Starring: Timothée Chalamet, Rebecca Ferguson, Oscar Isaac, Josh Brolin, Stellan Skarsgård, Dave Bautista, Stephen McKinley Henderson, Zendaya, Chang Chen, Sharon Duncan-Brewster, David Dastmalchian, Charlotte Rampling, Jason Momoa, and Javier Bardem
Director: Denis Villeneuve
Author Harlan Ellison once called Frank Herbert's Dune the book that couldn't be shot. If he'd lived to see director Denis Villenueve's adaptation, he might've changed his mind. This movie is an absolute feast for the senses. Villeneuve serves up nothing less than a living, breathing world, and uses every single shot to convey just how that world works. Not since Stanley Kubrick's 2001: A Space Odyssey has there been visual sci-fi storytelling like this. Fans of the book will undoubtedly get the most out of this film, and as one such fan, I wholeheartedly give it two thumbs up.
There is absolutely no question that Dune is one of the most visually impressive films you'll see this year. Every trademark of director Denis Villeneuve is used to create a gorgeous piece of cinema. Unfortunately, that's where the greatness ends. That's not to say Dune is a bad film... it isn't... but it should have been great. With a cast this stellar, no one really stands out, and though the storyline isn’t overly complicated, it's told in a way that makes it so. Worst of all, it's periodically boring. Not the best way to start off a franchise.
While it may not emotionally move audiences as well as some of his other works, Denis Villeneuve's Dune is nonetheless an expertly directed, breathtaking sci-fi epic both worthy of and best-viewed on an enormous theatrical screen. Each performance serves its purpose well (Rebecca Ferguson and Jason Momoa especially shine), but the true stars of this film's phenomenally massive scope are the technical elements - the visual effects, sound design, and score are particular standouts all worthy of Oscars. If part two is as good or better, the two-hander may well be viewed as the defining sci-fi epic of the decade.
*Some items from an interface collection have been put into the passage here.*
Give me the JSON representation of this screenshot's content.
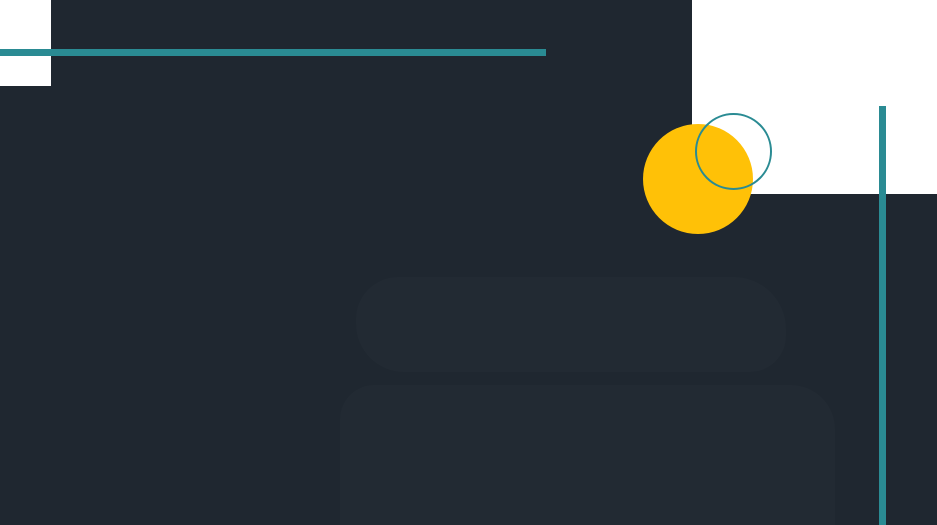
{
  "colors": {
    "background": "#1f2730",
    "white": "#ffffff",
    "teal": "#2a8b93",
    "yellow": "#ffc107",
    "ghost": "#222a33"
  },
  "decorations": [
    "white-corner-top-left",
    "white-corner-top-right",
    "teal-bar-horizontal",
    "teal-bar-vertical",
    "yellow-circle",
    "teal-ring",
    "ghost-shape-upper",
    "ghost-shape-lower"
  ]
}
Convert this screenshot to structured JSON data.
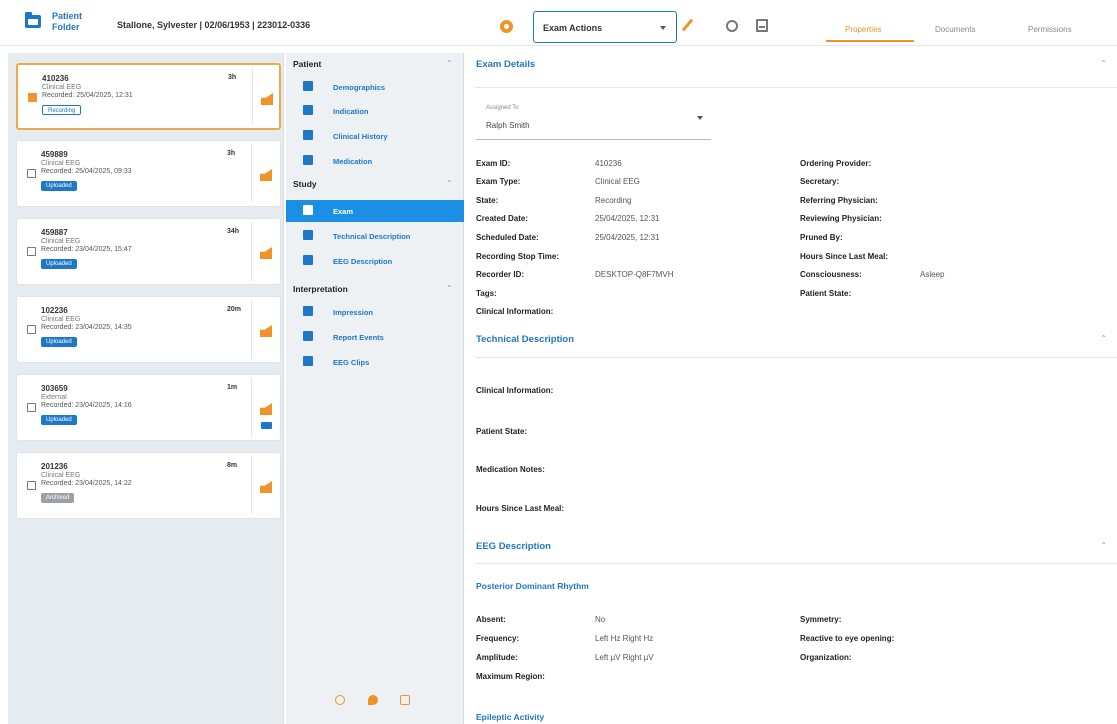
{
  "header": {
    "folder_title": "Patient Folder",
    "patient_info": "Stallone, Sylvester  |  02/06/1953  |  223012-0336",
    "exam_actions_label": "Exam Actions",
    "tabs": [
      "Properties",
      "Documents",
      "Permissions"
    ],
    "accent_color": "#f0932b",
    "primary_color": "#1f77c8"
  },
  "exams": [
    {
      "id": "410236",
      "duration": "3h",
      "type": "Clinical EEG",
      "recorded": "Recorded: 25/04/2025, 12:31",
      "status": "Recording"
    },
    {
      "id": "459889",
      "duration": "3h",
      "type": "Clinical EEG",
      "recorded": "Recorded: 25/04/2025, 09:33",
      "status": "Uploaded"
    },
    {
      "id": "459887",
      "duration": "34h",
      "type": "Clinical EEG",
      "recorded": "Recorded: 23/04/2025, 15:47",
      "status": "Uploaded"
    },
    {
      "id": "102236",
      "duration": "20m",
      "type": "Clinical EEG",
      "recorded": "Recorded: 23/04/2025, 14:35",
      "status": "Uploaded"
    },
    {
      "id": "303659",
      "duration": "1m",
      "type": "External",
      "recorded": "Recorded: 23/04/2025, 14:16",
      "status": "Uploaded"
    },
    {
      "id": "201236",
      "duration": "8m",
      "type": "Clinical EEG",
      "recorded": "Recorded: 23/04/2025, 14:22",
      "status": "Archived"
    }
  ],
  "nav": {
    "patient_section": "Patient",
    "patient_items": [
      "Demographics",
      "Indication",
      "Clinical History",
      "Medication"
    ],
    "study_section": "Study",
    "study_items": [
      "Exam",
      "Technical Description",
      "EEG Description"
    ],
    "interpretation_section": "Interpretation",
    "interpretation_items": [
      "Impression",
      "Report Events",
      "EEG Clips"
    ]
  },
  "exam_details": {
    "title": "Exam Details",
    "assigned_caption": "Assigned To",
    "assigned_value": "Ralph Smith",
    "left_fields": [
      {
        "label": "Exam ID:",
        "value": "410236"
      },
      {
        "label": "Exam Type:",
        "value": "Clinical EEG"
      },
      {
        "label": "State:",
        "value": "Recording"
      },
      {
        "label": "Created Date:",
        "value": "25/04/2025, 12:31"
      },
      {
        "label": "Scheduled Date:",
        "value": "25/04/2025, 12:31"
      },
      {
        "label": "Recording Stop Time:",
        "value": ""
      },
      {
        "label": "Recorder ID:",
        "value": "DESKTOP-Q8F7MVH"
      },
      {
        "label": "Tags:",
        "value": ""
      },
      {
        "label": "Clinical Information:",
        "value": ""
      }
    ],
    "right_fields": [
      {
        "label": "Ordering Provider:",
        "value": ""
      },
      {
        "label": "Secretary:",
        "value": ""
      },
      {
        "label": "Referring Physician:",
        "value": ""
      },
      {
        "label": "Reviewing Physician:",
        "value": ""
      },
      {
        "label": "Pruned By:",
        "value": ""
      },
      {
        "label": "Hours Since Last Meal:",
        "value": ""
      },
      {
        "label": "Consciousness:",
        "value": "Asleep"
      },
      {
        "label": "Patient State:",
        "value": ""
      }
    ]
  },
  "technical_description": {
    "title": "Technical Description",
    "fields": [
      "Clinical Information:",
      "Patient State:",
      "Medication Notes:",
      "Hours Since Last Meal:"
    ]
  },
  "eeg_description": {
    "title": "EEG Description",
    "subtitle": "Posterior Dominant Rhythm",
    "left_fields": [
      {
        "label": "Absent:",
        "value": "No"
      },
      {
        "label": "Frequency:",
        "value": "Left Hz Right Hz"
      },
      {
        "label": "Amplitude:",
        "value": "Left µV Right µV"
      },
      {
        "label": "Maximum Region:",
        "value": ""
      }
    ],
    "right_fields": [
      "Symmetry:",
      "Reactive to eye opening:",
      "Organization:"
    ],
    "next_subtitle": "Epileptic Activity"
  }
}
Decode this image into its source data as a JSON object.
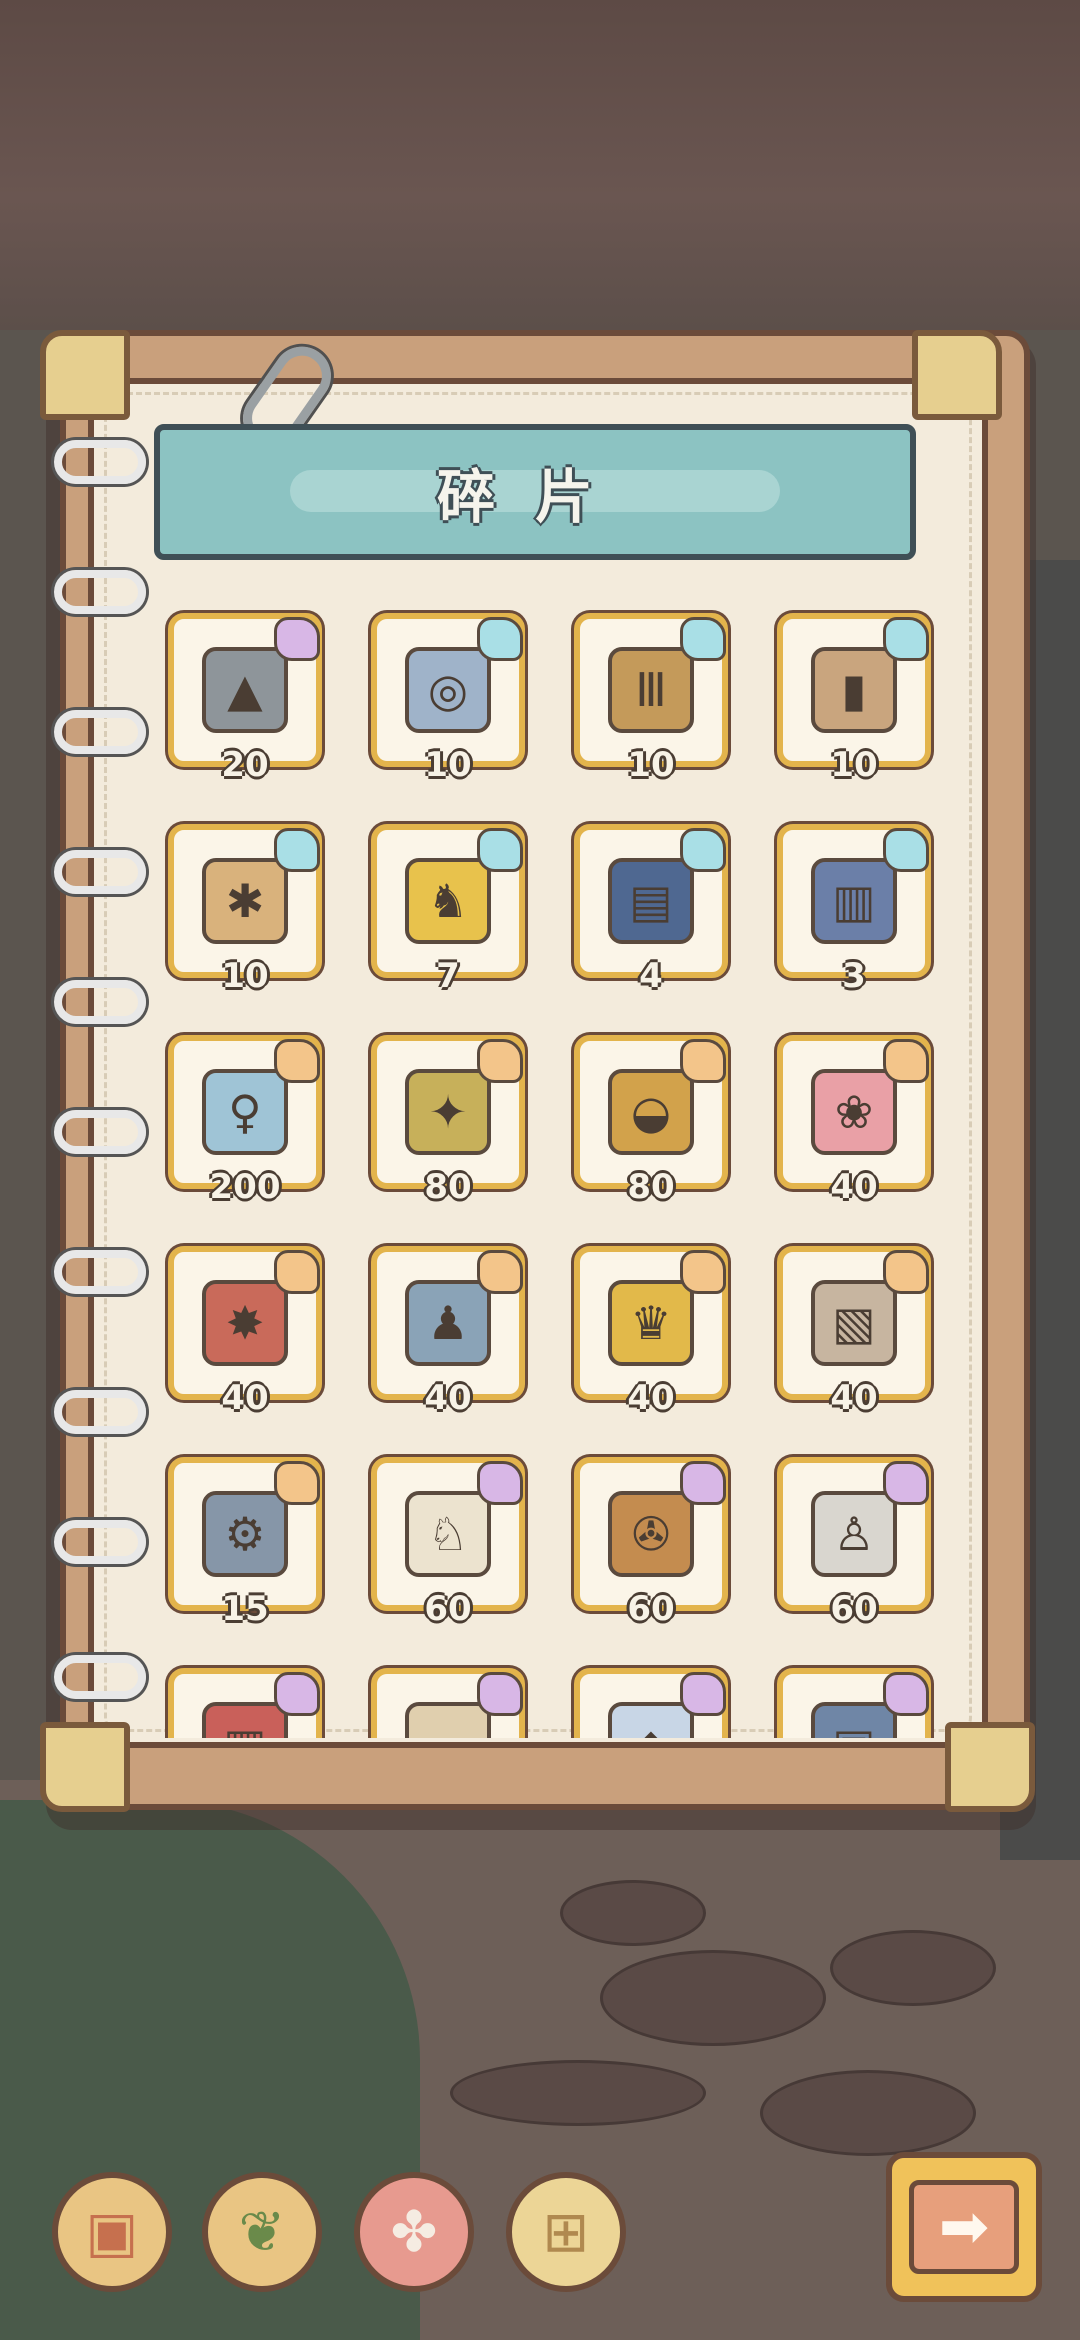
{
  "title": "碎片",
  "colors": {
    "card_border": "#e3b44c",
    "badge_blue": "#a9dfe6",
    "badge_orange": "#f3c58a",
    "badge_purple": "#d8b7e6"
  },
  "fragments": [
    {
      "count": "20",
      "badge": "purple",
      "icon": "stone-tablet-icon",
      "glyph": "▲",
      "art_color": "#8e959a"
    },
    {
      "count": "10",
      "badge": "blue",
      "icon": "astrolabe-icon",
      "glyph": "◎",
      "art_color": "#9fb3c9"
    },
    {
      "count": "10",
      "badge": "blue",
      "icon": "loom-icon",
      "glyph": "Ⅲ",
      "art_color": "#c49a5a"
    },
    {
      "count": "10",
      "badge": "blue",
      "icon": "vacuum-tubes-icon",
      "glyph": "▮",
      "art_color": "#c9a57e"
    },
    {
      "count": "10",
      "badge": "blue",
      "icon": "beetle-board-icon",
      "glyph": "✱",
      "art_color": "#d9b27c"
    },
    {
      "count": "7",
      "badge": "blue",
      "icon": "golden-phoenix-icon",
      "glyph": "♞",
      "art_color": "#e8c24c"
    },
    {
      "count": "4",
      "badge": "blue",
      "icon": "ancient-book-icon",
      "glyph": "▤",
      "art_color": "#4f6891"
    },
    {
      "count": "3",
      "badge": "blue",
      "icon": "blue-book-icon",
      "glyph": "▥",
      "art_color": "#6b7fa8"
    },
    {
      "count": "200",
      "badge": "orange",
      "icon": "genji-book-icon",
      "glyph": "♀",
      "art_color": "#9fc4d6"
    },
    {
      "count": "80",
      "badge": "orange",
      "icon": "scarab-beetle-icon",
      "glyph": "✦",
      "art_color": "#c7b05a"
    },
    {
      "count": "80",
      "badge": "orange",
      "icon": "basket-icon",
      "glyph": "◒",
      "art_color": "#d2a24b"
    },
    {
      "count": "40",
      "badge": "orange",
      "icon": "brain-icon",
      "glyph": "❀",
      "art_color": "#e9a0a6"
    },
    {
      "count": "40",
      "badge": "orange",
      "icon": "red-machine-icon",
      "glyph": "✸",
      "art_color": "#c96a5a"
    },
    {
      "count": "40",
      "badge": "orange",
      "icon": "bearded-figure-icon",
      "glyph": "♟",
      "art_color": "#8aa3b7"
    },
    {
      "count": "40",
      "badge": "orange",
      "icon": "pharaoh-mask-icon",
      "glyph": "♛",
      "art_color": "#e2b94a"
    },
    {
      "count": "40",
      "badge": "orange",
      "icon": "scroll-book-icon",
      "glyph": "▧",
      "art_color": "#c7b5a0"
    },
    {
      "count": "15",
      "badge": "orange",
      "icon": "robot-parts-icon",
      "glyph": "⚙",
      "art_color": "#8696a8"
    },
    {
      "count": "60",
      "badge": "purple",
      "icon": "white-sheep-icon",
      "glyph": "♘",
      "art_color": "#ece3cf"
    },
    {
      "count": "60",
      "badge": "purple",
      "icon": "spinning-wheel-icon",
      "glyph": "✇",
      "art_color": "#c48c4f"
    },
    {
      "count": "60",
      "badge": "purple",
      "icon": "statue-icon",
      "glyph": "♙",
      "art_color": "#d9d6cf"
    },
    {
      "count": "",
      "badge": "purple",
      "icon": "red-panel-icon",
      "glyph": "▦",
      "art_color": "#c9605a"
    },
    {
      "count": "",
      "badge": "purple",
      "icon": "open-book-icon",
      "glyph": "▭",
      "art_color": "#e0cfae"
    },
    {
      "count": "",
      "badge": "purple",
      "icon": "crystal-icon",
      "glyph": "◆",
      "art_color": "#c8d6e6"
    },
    {
      "count": "",
      "badge": "purple",
      "icon": "blue-box-icon",
      "glyph": "▣",
      "art_color": "#6f86a6"
    }
  ],
  "toolbar": [
    {
      "name": "backpack-button",
      "glyph": "▣",
      "bg": "#e9c583",
      "fg": "#c6704e"
    },
    {
      "name": "branch-button",
      "glyph": "❦",
      "bg": "#e9c583",
      "fg": "#6a8a4a"
    },
    {
      "name": "puzzle-button",
      "glyph": "✤",
      "bg": "#e79a8f",
      "fg": "#f5ece2"
    },
    {
      "name": "chest-button",
      "glyph": "⊞",
      "bg": "#ecd596",
      "fg": "#b0894f"
    }
  ],
  "next_glyph": "➡"
}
You know the cliché of the hot guy/girl that everyone lusts after given how hot he/she is despite having zero personality? That's Dune. It's absolutely stunning to look at, from the too few action scenes to every time the sandworms make an appearance, but the story struggles to stay compelling. It's mostly world-building to set up the sequel, and several things are frustratingly under-explained. The A-list cast is generally wasted, with the majority playing underdeveloped exposition delivery pawns. In the end. It's probably better to judge this and the sequel as one movie because, as a standalone, it feels incomplete.
Dune feels like the start of a once in a generation trilogy in the vein of Star Wars and Lord of the Rings. Director Denis Villeneuve’s visual eye is striking, especially on the big screen, and every single tech he pulls off is an achievement, from the visual effects to the set design. Greig Fraser's stunning cinematography and Hans Zimmer's spectacular score only complement what Villeneuve has accomplished. Beyond that, it features an engaging, albeit dense, story that pulls off its ending in a way that's satisfying while also perfectly setting up a sequel that I cannot wait to see.
Dune is epic and beautiful in its unfocused vastness. The heart-pounding score is the constant amongst the uneven intertwining of political drama, sci-fi action thriller, and world-building space opera. Exposition smothers the first act, but an intriguing story and committed cast shine through just enough to keep your interest throughout the runtime. Timothee Chalamet's intensity is captivating, but he lacks a balancing warmth that co-stars Oscar Isaac and Rebecca Ferguson carry with more ease. In all, Dune: Part One feels like a cram session necessary to better understand the potential of a mind-blowing finale.